Nothing pops out as being odd with this family. However, it doesn’t hurt to go look at the enumerator instructions to see how things were to be reported. The IPUMS, which stands for the Integrated Public Use Microdata Series, website has a handy place to look up all enumerator instructions for the 1860 census.  Some of the instructions found there include:

  • Refusal to Answer.- If any person to whom application is made for information should refuse to give it, or should designedly make false representations, you should inform him of the responsibility he incurs thereby, and the penalty to which he becomes liable under the 15th section of the law.
  • By “dwelling house” is meant a separate tenement, inhabited or uninhabited, and may contain one or more families under one roof.
  • If a house is used partly for a store or other purpose and partly for a dwelling, it is to be numbered as a dwelling house.
  • A widow living alone and separately providing for herself, or two hundred individuals living together and provided for by a common head, should each be numbered as one family. [I suspect Susannah falls into this group.]
  • All landlords, jailors, superintendents of poor-houses, garrisons, hospitals, asylums, and other similar institutions, are to be considered as heads of their respective families, and the inmates under their care to be registered as members thereof, and the details concerning each, designated in their proper columns, so distinctly as to preclude any doubt as to who for the family proper and who the guests, prisoners, or other inmates, carefully omitting all transient persons.
  • Profession, Trade, and Occupation— Under head 7, entitled “Profession, occupation, or trade of each person over fifteen years of age,” insert the specific profession, occupation, or trade the individual being enumerated is reputed to follow.
  • Value of Personal Estate.– Under heading 9, insert (in dollars) the value of personal property or estate.
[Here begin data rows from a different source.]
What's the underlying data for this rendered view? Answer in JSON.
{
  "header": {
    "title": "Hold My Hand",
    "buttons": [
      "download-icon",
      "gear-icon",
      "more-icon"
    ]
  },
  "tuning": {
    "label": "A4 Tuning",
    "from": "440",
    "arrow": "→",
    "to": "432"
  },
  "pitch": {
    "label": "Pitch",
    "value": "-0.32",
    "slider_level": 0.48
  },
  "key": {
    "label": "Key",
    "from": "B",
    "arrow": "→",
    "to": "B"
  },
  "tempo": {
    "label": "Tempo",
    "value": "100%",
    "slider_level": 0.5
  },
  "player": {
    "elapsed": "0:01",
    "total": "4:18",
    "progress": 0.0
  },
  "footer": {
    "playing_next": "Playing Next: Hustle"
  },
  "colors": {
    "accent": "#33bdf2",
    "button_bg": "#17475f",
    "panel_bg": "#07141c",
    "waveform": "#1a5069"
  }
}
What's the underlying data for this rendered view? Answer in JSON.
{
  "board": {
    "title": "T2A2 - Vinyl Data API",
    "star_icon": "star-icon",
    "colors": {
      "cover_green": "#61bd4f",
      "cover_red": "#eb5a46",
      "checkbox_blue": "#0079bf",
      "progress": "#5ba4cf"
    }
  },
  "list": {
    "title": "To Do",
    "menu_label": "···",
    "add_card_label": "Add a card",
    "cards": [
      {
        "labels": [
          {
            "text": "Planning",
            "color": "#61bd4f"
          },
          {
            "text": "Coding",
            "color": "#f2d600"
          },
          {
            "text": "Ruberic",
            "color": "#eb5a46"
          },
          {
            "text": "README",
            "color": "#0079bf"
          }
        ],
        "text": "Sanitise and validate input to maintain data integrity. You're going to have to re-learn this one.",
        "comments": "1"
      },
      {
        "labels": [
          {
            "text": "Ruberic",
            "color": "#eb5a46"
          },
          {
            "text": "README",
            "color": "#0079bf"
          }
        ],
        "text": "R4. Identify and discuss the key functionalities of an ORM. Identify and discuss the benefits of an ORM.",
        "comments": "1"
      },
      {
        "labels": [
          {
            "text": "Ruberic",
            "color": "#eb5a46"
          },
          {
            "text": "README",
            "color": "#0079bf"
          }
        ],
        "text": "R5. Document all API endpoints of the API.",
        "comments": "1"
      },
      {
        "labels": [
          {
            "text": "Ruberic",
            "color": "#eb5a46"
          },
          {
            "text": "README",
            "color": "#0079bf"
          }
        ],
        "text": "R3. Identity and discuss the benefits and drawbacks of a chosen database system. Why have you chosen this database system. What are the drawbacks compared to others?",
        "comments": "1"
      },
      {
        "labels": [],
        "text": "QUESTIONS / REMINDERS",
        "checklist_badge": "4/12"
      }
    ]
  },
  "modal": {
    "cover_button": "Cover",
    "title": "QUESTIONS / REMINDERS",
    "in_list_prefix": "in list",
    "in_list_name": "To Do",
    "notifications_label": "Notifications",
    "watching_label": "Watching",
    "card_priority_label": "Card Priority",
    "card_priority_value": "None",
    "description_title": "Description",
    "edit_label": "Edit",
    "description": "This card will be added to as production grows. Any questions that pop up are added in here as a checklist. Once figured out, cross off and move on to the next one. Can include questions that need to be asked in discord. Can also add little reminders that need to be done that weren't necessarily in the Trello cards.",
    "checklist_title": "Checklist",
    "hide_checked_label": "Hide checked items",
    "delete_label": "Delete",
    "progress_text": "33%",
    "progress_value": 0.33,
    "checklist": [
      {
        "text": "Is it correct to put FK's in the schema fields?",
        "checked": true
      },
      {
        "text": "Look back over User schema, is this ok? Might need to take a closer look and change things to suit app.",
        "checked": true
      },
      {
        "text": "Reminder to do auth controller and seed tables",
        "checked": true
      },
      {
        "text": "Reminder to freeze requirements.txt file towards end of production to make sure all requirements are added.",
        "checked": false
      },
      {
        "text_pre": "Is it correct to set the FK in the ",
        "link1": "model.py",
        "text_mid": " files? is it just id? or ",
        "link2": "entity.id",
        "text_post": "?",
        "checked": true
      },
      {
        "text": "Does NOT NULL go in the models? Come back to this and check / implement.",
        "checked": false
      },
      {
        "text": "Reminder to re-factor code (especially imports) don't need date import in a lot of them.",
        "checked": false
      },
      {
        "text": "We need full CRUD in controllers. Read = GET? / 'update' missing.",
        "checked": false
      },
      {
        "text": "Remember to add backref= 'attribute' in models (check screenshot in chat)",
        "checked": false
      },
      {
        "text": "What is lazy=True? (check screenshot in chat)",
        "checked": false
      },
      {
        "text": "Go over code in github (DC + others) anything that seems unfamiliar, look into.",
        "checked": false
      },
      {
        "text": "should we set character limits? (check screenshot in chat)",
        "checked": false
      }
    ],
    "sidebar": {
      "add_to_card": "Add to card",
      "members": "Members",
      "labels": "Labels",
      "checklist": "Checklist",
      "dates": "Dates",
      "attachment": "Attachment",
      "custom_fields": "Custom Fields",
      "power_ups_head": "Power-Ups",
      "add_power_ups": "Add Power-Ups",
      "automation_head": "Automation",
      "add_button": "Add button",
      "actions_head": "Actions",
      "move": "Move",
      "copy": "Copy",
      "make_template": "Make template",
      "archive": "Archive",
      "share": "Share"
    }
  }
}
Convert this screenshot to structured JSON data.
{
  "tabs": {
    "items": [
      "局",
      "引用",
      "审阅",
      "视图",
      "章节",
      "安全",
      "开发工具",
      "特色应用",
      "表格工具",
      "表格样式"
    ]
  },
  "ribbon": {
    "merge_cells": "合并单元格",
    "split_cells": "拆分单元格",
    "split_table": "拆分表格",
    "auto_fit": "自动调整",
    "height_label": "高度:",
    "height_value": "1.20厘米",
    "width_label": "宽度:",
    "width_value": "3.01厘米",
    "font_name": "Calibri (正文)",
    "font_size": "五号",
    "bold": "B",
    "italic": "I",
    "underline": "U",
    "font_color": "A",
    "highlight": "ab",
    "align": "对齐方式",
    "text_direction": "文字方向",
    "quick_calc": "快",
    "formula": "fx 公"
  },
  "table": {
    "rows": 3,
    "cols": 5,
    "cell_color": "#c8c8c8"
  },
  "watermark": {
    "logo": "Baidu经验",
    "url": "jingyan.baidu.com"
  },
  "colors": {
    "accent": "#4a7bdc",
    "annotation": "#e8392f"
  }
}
Here you are to include the value of all the property, possessions, or wealth of each individual which is not embraced in the column previous, consist of what it may; the value of bonds, mortgages, notes, slaves, live stock, plate, jewels, or furniture; in fine, the value of whatever constitutes the personal wealth of individuals. Exact accuracy may not be arrived at, but all persons should be encouraged to give a near and prompt estimate for your information.

It pays to also examine the people around your person of interest. For example, Susannah’s son David Williams, his wife Margaret, and their children were listed in household 623, just above Susannah on the same census page. Always look at the page before and the page after your person of interest to see what friends, neighbors, and associates are around your person.

CONCLUSION

Widow Susannah Williams was living in the same house with her 30-year-old son Emanuel and his wife Rachel. The family was living in Jackson Township, Monroe County, Pennsylvania, next door to Susannah’s son David Williams. Most of her older children were in their own households by 1860 but children Margaret, Christian, Samuel, Allen and Gabriel were still living with her. This 1860 census adds to my research list in that a death record needs to be tracked down for Susannah’s husband Joseph and a marriage record for Emanuel and Rachel.

Sunday’s Obituary – David Hunt – Died 25-September-1870

Relationship to me: 1st cousin, 4x removed

The obituary was published in the Sussex Register, 06 October 1870. Found in the newspaper stacks at the Newton Historical Society. It’s a short and sweet death notice.

screen-shot-2016-11-17-at-7-00-33-pm

DIED – HUNT – In Andover (of typhoid fever) on the 25th ult., David L. Hunt, Esq., aged about 36 years.